Or, put another way, could today’s inflexible sorting of conservatives and progressives into rival partisan identities itself be the “problem” — the thing that’s rubbing political resentments raw?

Last week’s poll revealed various kinds of divides among Minnesotans — by geography, gender and age. But none compared with the partisan chasms. The most lopsided demographic leaning was young voters’ keenness for Franken. But their 73 percent approval looks like ambivalence beside Franken’s 97 percent endorsement from Democrats of all ages.

In 2012, the Pew Research Center for the People & the Press looked at polarization over time. It reported that it is only when they are sorted by party that Americans have grown more divided over the past quarter-century.

Averaged across 48 issues, the researchers said, “the average partisan gap … nearly doubled” from 1987 to 2012. But little or no widening showed up in the disagreements between black and white Americans; the more educated and less educated; the rich and the poor; the religious and unreligious, or males and females. Those groups differed, but only to the same extent as before.

It’s not news that our parties have undergone a rite of purification in recent decades. Traditionally, America’s parties were messy organic coalitions held together by geography, ethnicity, religion, economic interest, history and habit. The South stayed “solidly” attached to the Democrats for a century after the Civil War, even though on many issues it ceased to be a natural ideological fit. After bipartisan passage of the Civil Rights Act 50 years ago, the white South’s migration to the Republican Party did more than any other single development to turn each party into an echo chamber.

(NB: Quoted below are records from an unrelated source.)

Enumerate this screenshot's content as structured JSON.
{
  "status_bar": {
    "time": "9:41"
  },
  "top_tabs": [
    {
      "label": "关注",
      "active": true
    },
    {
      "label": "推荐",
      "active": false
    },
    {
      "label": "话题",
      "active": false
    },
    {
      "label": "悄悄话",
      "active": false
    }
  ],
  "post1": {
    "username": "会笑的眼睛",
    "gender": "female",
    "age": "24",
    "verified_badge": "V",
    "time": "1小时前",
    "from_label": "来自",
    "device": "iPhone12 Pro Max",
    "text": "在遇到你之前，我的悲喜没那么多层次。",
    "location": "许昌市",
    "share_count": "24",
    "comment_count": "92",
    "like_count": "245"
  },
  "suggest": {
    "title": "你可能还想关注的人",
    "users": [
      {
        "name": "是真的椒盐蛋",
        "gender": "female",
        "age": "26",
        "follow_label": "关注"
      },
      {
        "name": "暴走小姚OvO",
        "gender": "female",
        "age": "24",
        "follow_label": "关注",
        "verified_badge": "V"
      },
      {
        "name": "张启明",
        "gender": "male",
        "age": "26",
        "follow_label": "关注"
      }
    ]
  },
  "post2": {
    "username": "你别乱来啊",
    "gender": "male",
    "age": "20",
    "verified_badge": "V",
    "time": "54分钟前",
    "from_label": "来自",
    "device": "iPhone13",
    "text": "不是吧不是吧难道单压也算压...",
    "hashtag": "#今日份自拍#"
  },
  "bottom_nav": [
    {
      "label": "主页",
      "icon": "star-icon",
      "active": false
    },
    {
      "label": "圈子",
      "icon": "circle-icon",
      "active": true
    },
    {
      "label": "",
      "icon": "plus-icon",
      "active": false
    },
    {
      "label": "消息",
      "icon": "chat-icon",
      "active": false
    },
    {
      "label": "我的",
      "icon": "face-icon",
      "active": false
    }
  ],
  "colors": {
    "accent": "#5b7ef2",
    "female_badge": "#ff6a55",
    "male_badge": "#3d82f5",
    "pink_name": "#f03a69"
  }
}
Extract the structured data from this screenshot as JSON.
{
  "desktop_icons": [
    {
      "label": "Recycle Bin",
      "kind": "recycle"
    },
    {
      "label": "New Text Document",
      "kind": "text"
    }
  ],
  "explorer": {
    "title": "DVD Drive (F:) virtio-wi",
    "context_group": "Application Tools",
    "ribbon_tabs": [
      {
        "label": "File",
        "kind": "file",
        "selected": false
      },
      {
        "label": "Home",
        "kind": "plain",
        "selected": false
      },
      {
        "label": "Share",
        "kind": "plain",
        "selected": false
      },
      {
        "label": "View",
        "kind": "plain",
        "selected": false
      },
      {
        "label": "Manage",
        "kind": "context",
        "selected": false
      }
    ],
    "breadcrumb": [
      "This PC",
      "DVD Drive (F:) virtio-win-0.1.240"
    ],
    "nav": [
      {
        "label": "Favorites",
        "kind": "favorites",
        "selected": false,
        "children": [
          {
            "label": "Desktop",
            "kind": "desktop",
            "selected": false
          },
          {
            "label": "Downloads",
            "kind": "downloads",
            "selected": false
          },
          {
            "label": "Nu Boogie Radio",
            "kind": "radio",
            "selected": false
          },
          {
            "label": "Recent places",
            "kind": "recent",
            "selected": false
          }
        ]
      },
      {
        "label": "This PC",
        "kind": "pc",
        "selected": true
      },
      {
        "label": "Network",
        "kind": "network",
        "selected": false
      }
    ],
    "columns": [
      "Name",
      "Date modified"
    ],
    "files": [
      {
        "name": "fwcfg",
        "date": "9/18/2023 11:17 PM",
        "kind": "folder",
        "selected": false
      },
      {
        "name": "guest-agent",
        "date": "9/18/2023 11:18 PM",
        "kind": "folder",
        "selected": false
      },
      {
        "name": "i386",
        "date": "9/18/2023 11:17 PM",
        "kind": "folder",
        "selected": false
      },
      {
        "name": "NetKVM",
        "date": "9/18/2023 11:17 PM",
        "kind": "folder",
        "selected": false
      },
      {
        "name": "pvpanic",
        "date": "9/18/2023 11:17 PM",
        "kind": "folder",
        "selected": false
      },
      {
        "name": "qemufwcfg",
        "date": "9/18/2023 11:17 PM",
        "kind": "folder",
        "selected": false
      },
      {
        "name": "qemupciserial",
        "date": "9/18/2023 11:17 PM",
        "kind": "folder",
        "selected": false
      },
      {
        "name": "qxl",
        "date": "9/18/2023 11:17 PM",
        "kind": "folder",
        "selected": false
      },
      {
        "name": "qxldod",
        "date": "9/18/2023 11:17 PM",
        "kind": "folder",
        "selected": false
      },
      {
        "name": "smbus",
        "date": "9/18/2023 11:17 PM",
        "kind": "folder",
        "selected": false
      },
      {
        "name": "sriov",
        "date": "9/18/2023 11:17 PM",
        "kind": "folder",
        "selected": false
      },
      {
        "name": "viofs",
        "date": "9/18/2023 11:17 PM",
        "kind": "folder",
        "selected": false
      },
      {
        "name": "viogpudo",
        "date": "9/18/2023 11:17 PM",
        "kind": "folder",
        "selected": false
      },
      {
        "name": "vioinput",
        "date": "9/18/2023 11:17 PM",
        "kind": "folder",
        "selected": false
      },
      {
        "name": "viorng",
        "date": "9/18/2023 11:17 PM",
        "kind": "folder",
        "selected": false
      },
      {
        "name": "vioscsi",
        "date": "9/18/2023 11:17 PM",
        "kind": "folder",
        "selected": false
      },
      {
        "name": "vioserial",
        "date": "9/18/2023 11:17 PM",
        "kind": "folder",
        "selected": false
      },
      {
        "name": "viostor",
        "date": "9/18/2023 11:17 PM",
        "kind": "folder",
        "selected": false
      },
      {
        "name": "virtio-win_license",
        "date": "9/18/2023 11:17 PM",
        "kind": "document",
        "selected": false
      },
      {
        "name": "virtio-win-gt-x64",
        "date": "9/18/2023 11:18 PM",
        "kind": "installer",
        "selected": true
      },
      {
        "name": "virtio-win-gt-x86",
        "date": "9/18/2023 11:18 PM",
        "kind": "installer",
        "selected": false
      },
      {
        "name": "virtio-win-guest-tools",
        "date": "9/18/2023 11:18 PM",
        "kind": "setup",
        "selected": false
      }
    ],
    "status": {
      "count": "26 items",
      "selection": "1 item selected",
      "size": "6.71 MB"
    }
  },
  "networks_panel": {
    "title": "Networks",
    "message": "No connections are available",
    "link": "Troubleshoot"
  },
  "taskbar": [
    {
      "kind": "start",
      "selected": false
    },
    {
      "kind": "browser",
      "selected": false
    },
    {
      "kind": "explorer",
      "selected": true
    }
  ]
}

The mongrel parties of old were often unloved. Each contained both a conservative and a liberal wing, and philosophical battles raged as often within the parties as between them. But the parties’ organizational interest in holding their diverse coalitions together tended to soften rhetoric and increase flexibility. The problem, as many saw it, was that voters were given no sufficiently clear choice in the end.

George Wallace, another militant Dixiecrat of yesteryear, famously thundered that there was “not a dime’s worth of difference” between Democrats and Republicans. His gripe, put in more scholarly terms, was the basic theme of a landmark paper published in 1950 by the American Political Science Association, “Toward a More Responsible Two-Party System.” A long series of reforms since then, aimed at democratizing party processes and weakening party bosses, has also helped move the parties farther apart.

The Pew Center’s research director Scott Keeter said in a discussion of the 2012 study that “what many political scientists had been hoping for years ago … is coming true. The two parties are becoming more and more ideologically homogenous. But so far the result has been a dysfunctional political system that appears unable to govern …”

It may not be quite as bad as all that. With a few ugly compromises finally being worked out in Washington, perhaps we can hope our more polarized parties will yet learn to do business with each other. Or maybe Americans, now enjoying a “clear choice,” will eventually make one, giving one party or the other enough power to break through the gridlock.

In the meantime, it never hurts to be reminded to be careful what we wish for.


D.J. Tice is at Doug.Tice@startribune.com.